[RECORDS FOR THE TASK]
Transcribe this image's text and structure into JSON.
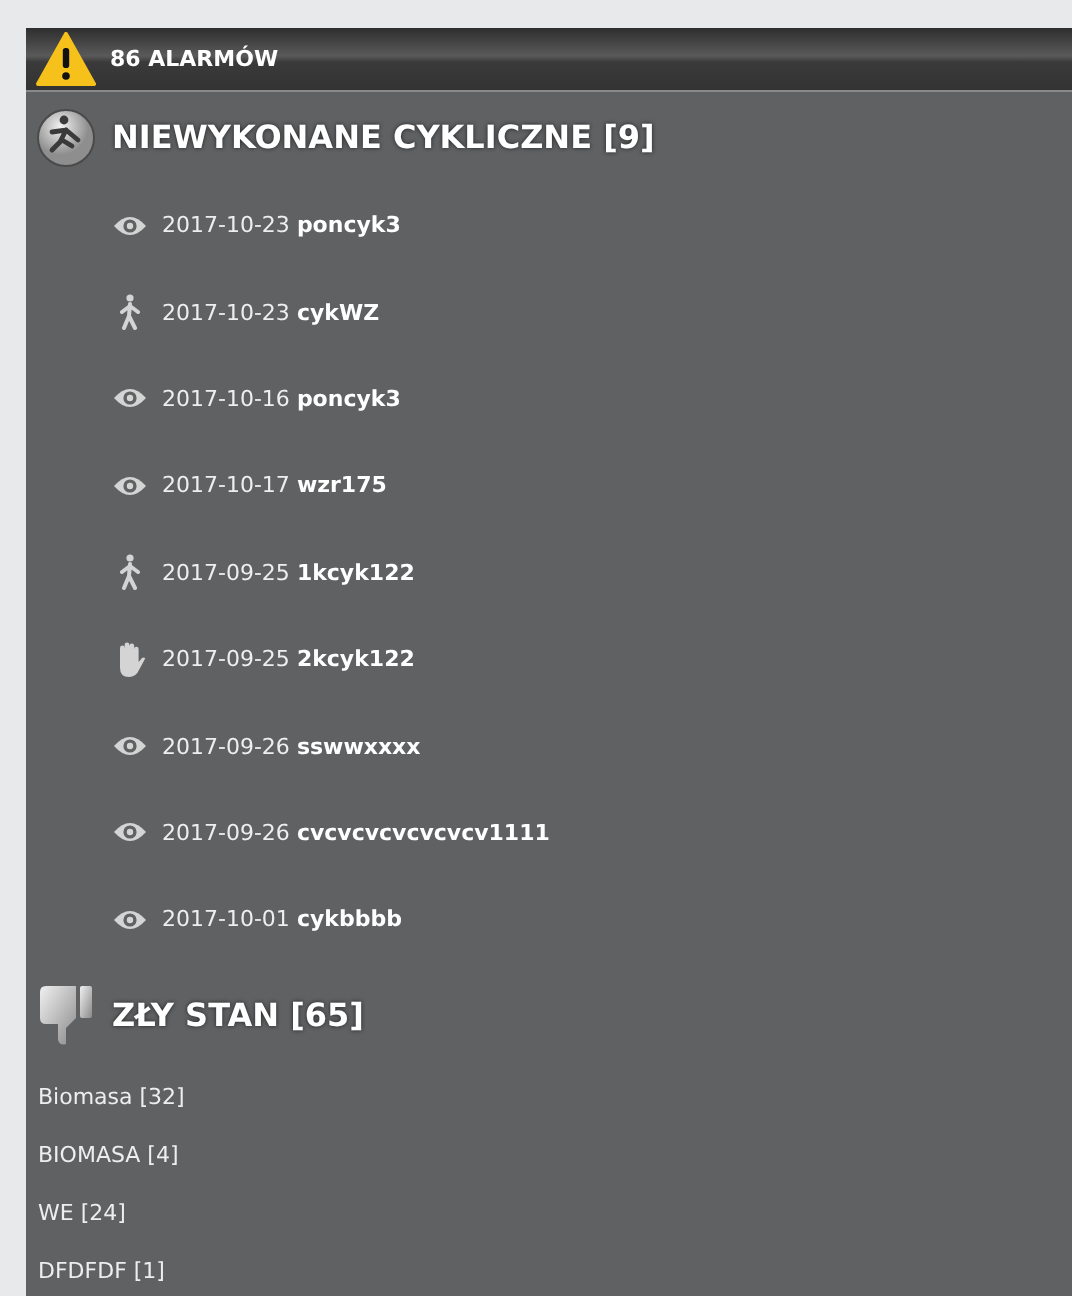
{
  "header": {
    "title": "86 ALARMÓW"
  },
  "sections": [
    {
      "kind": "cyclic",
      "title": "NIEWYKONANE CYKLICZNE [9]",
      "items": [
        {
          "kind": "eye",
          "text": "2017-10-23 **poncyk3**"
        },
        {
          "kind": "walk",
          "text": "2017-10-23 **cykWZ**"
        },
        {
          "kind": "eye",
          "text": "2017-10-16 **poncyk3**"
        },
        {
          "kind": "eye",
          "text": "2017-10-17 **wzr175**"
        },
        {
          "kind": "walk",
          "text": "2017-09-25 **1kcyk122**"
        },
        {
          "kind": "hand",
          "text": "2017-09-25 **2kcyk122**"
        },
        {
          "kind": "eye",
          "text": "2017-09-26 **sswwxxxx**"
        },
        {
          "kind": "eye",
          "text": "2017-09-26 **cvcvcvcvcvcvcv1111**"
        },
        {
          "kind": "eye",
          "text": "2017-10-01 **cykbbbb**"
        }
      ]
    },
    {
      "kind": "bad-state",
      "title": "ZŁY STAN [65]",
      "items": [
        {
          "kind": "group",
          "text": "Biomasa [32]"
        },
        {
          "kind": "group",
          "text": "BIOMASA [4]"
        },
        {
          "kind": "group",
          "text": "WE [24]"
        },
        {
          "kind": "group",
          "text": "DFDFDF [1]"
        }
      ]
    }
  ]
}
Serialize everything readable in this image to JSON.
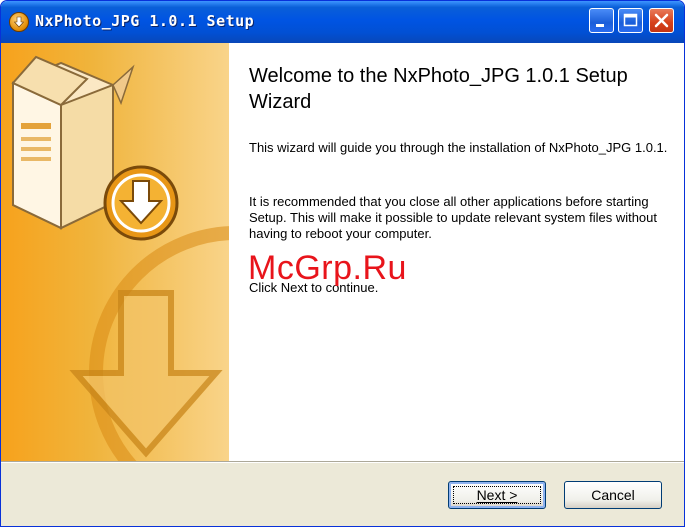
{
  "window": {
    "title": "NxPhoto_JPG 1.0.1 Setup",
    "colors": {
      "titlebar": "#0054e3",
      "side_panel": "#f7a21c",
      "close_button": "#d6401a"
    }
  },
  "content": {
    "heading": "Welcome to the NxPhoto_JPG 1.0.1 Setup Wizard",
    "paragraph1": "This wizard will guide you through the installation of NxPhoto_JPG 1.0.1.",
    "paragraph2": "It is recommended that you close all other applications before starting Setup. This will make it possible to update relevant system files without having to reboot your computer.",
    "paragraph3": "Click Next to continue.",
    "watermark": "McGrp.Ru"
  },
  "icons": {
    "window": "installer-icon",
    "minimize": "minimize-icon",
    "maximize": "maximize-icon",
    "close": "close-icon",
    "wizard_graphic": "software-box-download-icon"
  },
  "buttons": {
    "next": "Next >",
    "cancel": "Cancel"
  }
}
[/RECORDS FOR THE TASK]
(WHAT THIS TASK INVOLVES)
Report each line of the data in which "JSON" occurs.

(TASK RESULT)
Transcribe this image's text and structure into JSON.
Serialize everything readable in this image to JSON.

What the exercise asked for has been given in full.